- **Aim of the task**: Retrieve all lines below that have the string "title".

Items from a dataset:
"""

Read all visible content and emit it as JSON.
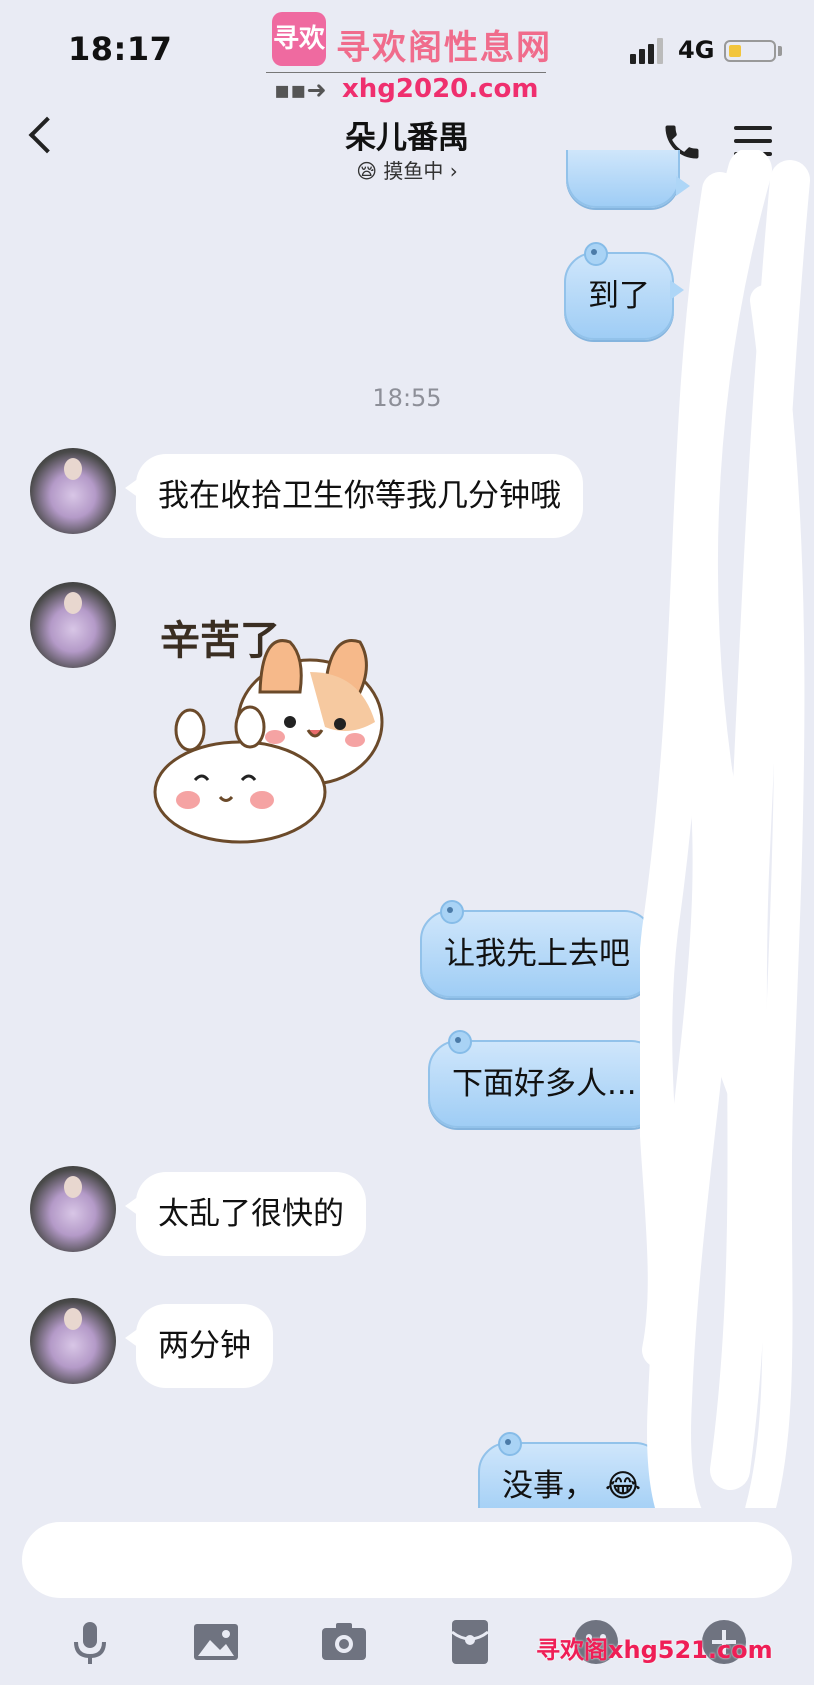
{
  "status_bar": {
    "time": "18:17",
    "network": "4G"
  },
  "watermark_top": {
    "badge": "寻欢",
    "title": "寻欢阁性息网",
    "url": "xhg2020.com"
  },
  "header": {
    "title": "朵儿番禺",
    "status": "摸鱼中",
    "status_emoji": "😪"
  },
  "messages": [
    {
      "side": "out",
      "text": "到了"
    },
    {
      "type": "timestamp",
      "text": "18:55"
    },
    {
      "side": "in",
      "text": "我在收拾卫生你等我几分钟哦"
    },
    {
      "side": "in",
      "type": "sticker",
      "text": "辛苦了"
    },
    {
      "side": "out",
      "text": "让我先上去吧"
    },
    {
      "side": "out",
      "text": "下面好多人..."
    },
    {
      "side": "in",
      "text": "太乱了很快的"
    },
    {
      "side": "in",
      "text": "两分钟"
    },
    {
      "side": "out",
      "text": "没事，",
      "emoji": "😂"
    }
  ],
  "toolbar": {
    "icons": [
      "microphone-icon",
      "image-icon",
      "camera-icon",
      "red-packet-icon",
      "emoji-icon",
      "plus-icon"
    ]
  },
  "watermark_bottom": {
    "text": "寻欢阁xhg521.com"
  },
  "colors": {
    "background": "#e9ebf4",
    "outgoing_bubble": "#aed6f7",
    "incoming_bubble": "#ffffff",
    "watermark": "#ef1e56"
  }
}
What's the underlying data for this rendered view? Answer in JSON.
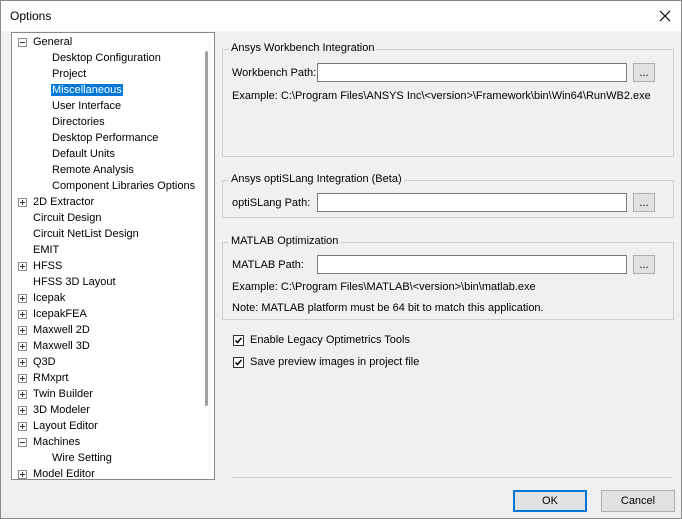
{
  "window": {
    "title": "Options"
  },
  "tree": {
    "items": [
      {
        "label": "General",
        "expander": "minus",
        "depth": 0
      },
      {
        "label": "Desktop Configuration",
        "expander": null,
        "depth": 1
      },
      {
        "label": "Project",
        "expander": null,
        "depth": 1
      },
      {
        "label": "Miscellaneous",
        "expander": null,
        "depth": 1,
        "selected": true
      },
      {
        "label": "User Interface",
        "expander": null,
        "depth": 1
      },
      {
        "label": "Directories",
        "expander": null,
        "depth": 1
      },
      {
        "label": "Desktop Performance",
        "expander": null,
        "depth": 1
      },
      {
        "label": "Default Units",
        "expander": null,
        "depth": 1
      },
      {
        "label": "Remote Analysis",
        "expander": null,
        "depth": 1
      },
      {
        "label": "Component Libraries Options",
        "expander": null,
        "depth": 1
      },
      {
        "label": "2D Extractor",
        "expander": "plus",
        "depth": 0
      },
      {
        "label": "Circuit Design",
        "expander": null,
        "depth": 0
      },
      {
        "label": "Circuit NetList Design",
        "expander": null,
        "depth": 0
      },
      {
        "label": "EMIT",
        "expander": null,
        "depth": 0
      },
      {
        "label": "HFSS",
        "expander": "plus",
        "depth": 0
      },
      {
        "label": "HFSS 3D Layout",
        "expander": null,
        "depth": 0
      },
      {
        "label": "Icepak",
        "expander": "plus",
        "depth": 0
      },
      {
        "label": "IcepakFEA",
        "expander": "plus",
        "depth": 0
      },
      {
        "label": "Maxwell 2D",
        "expander": "plus",
        "depth": 0
      },
      {
        "label": "Maxwell 3D",
        "expander": "plus",
        "depth": 0
      },
      {
        "label": "Q3D",
        "expander": "plus",
        "depth": 0
      },
      {
        "label": "RMxprt",
        "expander": "plus",
        "depth": 0
      },
      {
        "label": "Twin Builder",
        "expander": "plus",
        "depth": 0
      },
      {
        "label": "3D Modeler",
        "expander": "plus",
        "depth": 0
      },
      {
        "label": "Layout Editor",
        "expander": "plus",
        "depth": 0
      },
      {
        "label": "Machines",
        "expander": "minus",
        "depth": 0
      },
      {
        "label": "Wire Setting",
        "expander": null,
        "depth": 1
      },
      {
        "label": "Model Editor",
        "expander": "plus",
        "depth": 0
      }
    ]
  },
  "workbench": {
    "title": "Ansys Workbench Integration",
    "path_label": "Workbench Path:",
    "path_value": "",
    "browse_label": "...",
    "example": "Example: C:\\Program Files\\ANSYS Inc\\<version>\\Framework\\bin\\Win64\\RunWB2.exe"
  },
  "optislang": {
    "title": "Ansys optiSLang Integration (Beta)",
    "path_label": "optiSLang Path:",
    "path_value": "",
    "browse_label": "..."
  },
  "matlab": {
    "title": "MATLAB Optimization",
    "path_label": "MATLAB Path:",
    "path_value": "",
    "browse_label": "...",
    "example": "Example: C:\\Program Files\\MATLAB\\<version>\\bin\\matlab.exe",
    "note": "Note: MATLAB platform must be 64 bit to match this application."
  },
  "options": {
    "legacy_optimetrics": {
      "label": "Enable Legacy Optimetrics Tools",
      "checked": true
    },
    "save_preview": {
      "label": "Save preview images in project file",
      "checked": true
    }
  },
  "buttons": {
    "ok": "OK",
    "cancel": "Cancel"
  }
}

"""

- **Written reply**:
    "title": "寻欢阁性息网",
    "title": "朵儿番禺",
    "title": "Options"
    "title": "Ansys Workbench Integration",
    "title": "Ansys optiSLang Integration (Beta)",
    "title": "MATLAB Optimization",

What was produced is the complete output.